## DIRECTIONS
For the records below, give the number of lines where the string "author" occurs. Include nothing else.

## RECORDS FOR THE TASK
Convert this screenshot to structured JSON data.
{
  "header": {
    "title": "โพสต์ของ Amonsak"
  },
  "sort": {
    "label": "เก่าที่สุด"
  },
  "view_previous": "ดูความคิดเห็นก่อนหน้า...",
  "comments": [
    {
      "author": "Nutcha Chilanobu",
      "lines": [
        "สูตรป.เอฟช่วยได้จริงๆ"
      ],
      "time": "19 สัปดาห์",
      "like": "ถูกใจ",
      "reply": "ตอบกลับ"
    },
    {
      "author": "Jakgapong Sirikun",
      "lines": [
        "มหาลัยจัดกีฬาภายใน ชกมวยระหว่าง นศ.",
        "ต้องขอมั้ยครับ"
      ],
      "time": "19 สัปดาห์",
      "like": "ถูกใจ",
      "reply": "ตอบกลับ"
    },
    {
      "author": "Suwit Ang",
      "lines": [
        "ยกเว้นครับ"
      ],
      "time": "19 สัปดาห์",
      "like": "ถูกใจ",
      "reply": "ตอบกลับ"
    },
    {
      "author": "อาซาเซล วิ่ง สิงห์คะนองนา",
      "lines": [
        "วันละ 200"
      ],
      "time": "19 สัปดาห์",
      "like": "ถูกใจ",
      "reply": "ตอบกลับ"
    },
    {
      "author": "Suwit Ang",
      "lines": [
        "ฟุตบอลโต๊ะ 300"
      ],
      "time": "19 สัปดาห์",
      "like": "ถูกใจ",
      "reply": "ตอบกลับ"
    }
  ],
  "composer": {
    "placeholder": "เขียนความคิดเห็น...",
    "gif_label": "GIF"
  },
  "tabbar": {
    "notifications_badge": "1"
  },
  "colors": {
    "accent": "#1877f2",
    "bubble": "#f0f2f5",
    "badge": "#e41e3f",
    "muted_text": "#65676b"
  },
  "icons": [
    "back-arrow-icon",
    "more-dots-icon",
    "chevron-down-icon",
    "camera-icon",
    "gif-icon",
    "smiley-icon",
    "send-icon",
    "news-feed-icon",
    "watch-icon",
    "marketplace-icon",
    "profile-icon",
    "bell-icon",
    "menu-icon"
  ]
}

## TASK OUTPUT
5